When I was still in the diagnosis stage of why I was losing my short term memory, I was questioned about my sleep patterns. Naturally I asked, “what did my sleep patterns have to do with short term memory loss?” My Neurologist informed me, “sleep apnea may increase the risk of Alzheimer’s disease.” So, I had the sleep study and it was determined that I had moderate sleep apnea.
First of all, if you are not familiar with Sleep Apnea, here’s how the Mayo Clinic defines it:
Sleep apnea is a potentially serious sleep disorder in which breathing repeatedly stops and starts. You may have sleep apnea if you snore loudly and you feel tired even after a full night’s sleep.
There are two main types of sleep apnea:
- Obstructive sleep apnea, the more common form that occurs when throat muscles relax
- Central sleep apnea, which occurs when your brain doesn’t send proper signals to the muscles that control breathing
The Mayo Clinic suggests: If you think you might have sleep apnea, see your doctor. Treatment is necessary to avoid heart problems and other complications.
The study I underwent concluded that I would stop breathing on an average of 15-17 times per hour. I didn’t find out how long these periods of non breathing were but, I did the math. For an average of 8 hours of sleep, I was not breathing 168 times. I don’t know about you but, that is was quite alarming to me.
Now this does not say “sleep apnea = Alzheimer’s.” There are a lot of ingredients that go into the Alzheimer’s gumbo pot, however, according to the Alzheimer’s Site
- “A person experiencing sleep disturbances should have a thorough medical exam to identify any treatable illnesses that may be contributing to the problem. Examples of conditions that can make sleep problems worse include:

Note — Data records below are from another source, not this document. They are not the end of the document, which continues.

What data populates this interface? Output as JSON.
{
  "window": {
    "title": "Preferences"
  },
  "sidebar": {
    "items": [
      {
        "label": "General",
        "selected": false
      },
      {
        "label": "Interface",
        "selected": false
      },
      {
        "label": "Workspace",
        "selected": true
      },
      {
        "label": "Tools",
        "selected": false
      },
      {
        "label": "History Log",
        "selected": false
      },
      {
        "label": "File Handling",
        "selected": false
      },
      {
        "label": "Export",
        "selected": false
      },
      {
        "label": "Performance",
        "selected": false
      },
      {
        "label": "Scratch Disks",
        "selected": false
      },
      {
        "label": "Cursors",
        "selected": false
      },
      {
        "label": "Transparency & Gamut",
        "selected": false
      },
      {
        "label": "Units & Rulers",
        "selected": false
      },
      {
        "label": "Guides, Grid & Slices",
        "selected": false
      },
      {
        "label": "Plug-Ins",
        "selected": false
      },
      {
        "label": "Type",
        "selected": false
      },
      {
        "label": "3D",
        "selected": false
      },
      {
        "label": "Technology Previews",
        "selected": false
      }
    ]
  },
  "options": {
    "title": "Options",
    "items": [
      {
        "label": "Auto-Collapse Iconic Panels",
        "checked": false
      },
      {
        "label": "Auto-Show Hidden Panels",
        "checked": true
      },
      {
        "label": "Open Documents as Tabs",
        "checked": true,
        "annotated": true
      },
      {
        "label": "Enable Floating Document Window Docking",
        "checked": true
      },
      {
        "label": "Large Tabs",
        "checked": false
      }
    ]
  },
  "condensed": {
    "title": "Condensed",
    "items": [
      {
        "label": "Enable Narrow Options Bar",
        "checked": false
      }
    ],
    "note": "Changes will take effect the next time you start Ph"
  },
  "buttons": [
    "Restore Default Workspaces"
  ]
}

- Restless legs syndrome, a disorder in which unpleasant “crawling” or “tingling” sensations in the legs cause an overwhelming urge to move them
- Sleep apnea, an abnormal breathing pattern in which people briefly stop breathing many times a night, resulting in poor sleep quality
Talk to your husband, wife, boyfriend, girlfriend, partner, etc. and ask them if they notice anything about your sleep patterns. They may notice things that are not noticeable to you and just may save you from a health issue down the line.
I’ll see you next time . . .